Aylon Cohen is a PhD Candidate in the Department of Political Science specializing in political theory. Aylon’s research lies at the intersection of intellectual history, affect studies, and democratic, queer and feminist theory. His dissertation, currently titled “Incorporating the Corporeal: Affect, Bodily Practice, and the Transformation of Political Life in Early Modern Europe” investigates how different forms of bodily practice not only organize everyday relations of equality and hierarchy, but also bind their participants to seemingly abstract principles of sovereignty that make political life intelligible.

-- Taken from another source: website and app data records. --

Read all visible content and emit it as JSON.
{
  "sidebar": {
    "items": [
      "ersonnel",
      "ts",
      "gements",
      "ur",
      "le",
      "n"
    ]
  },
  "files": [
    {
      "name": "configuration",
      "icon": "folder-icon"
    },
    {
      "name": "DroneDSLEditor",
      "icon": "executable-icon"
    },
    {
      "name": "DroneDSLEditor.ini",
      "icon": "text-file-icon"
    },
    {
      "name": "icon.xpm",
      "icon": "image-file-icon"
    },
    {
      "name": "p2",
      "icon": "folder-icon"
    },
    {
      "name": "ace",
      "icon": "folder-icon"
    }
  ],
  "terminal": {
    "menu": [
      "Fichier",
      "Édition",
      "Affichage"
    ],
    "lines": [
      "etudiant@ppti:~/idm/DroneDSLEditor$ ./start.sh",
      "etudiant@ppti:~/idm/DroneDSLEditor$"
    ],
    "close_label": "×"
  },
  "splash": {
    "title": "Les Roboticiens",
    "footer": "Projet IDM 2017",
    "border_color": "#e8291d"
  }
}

During the 18th century, Western Europe underwent a revolutionary change. Against a hierarchical political order, citizens pledged fidelity to principles of equality, as “the people” became a new source of sovereignty. But how was such allegiance actually generated? Whereas received explanations tend to answer these questions by reference to the acceptance of novel intellectual ideals, Aylon’s dissertation studies how new political allegiances were created through both exceptional and everyday practices of bodily comportment that were deeply structured by relations of gender, sexuality, and race. To do so, the dissertation examines four sites of Europe’s public sphere: the royal courts, Masonic lodges, English sodomite clubs, and France’s national convention. In each case, I show how citizens come to see themselves and (some) others as equals through changes in gesture, voice, and touch.

Aylon’s project is supervised by Linda Zerilli (Chair), Lisa Wedeen, Adom Getachew, and Steven Pincus (History) and has been supported by the Andrew W. Mellon Foundation, Nicholson Center for British Studies, Pozen Family Center for Human Rights, and the Social Sciences and Humanities Research Council of Canada. 

You can read more about Aylon’s research and teaching here.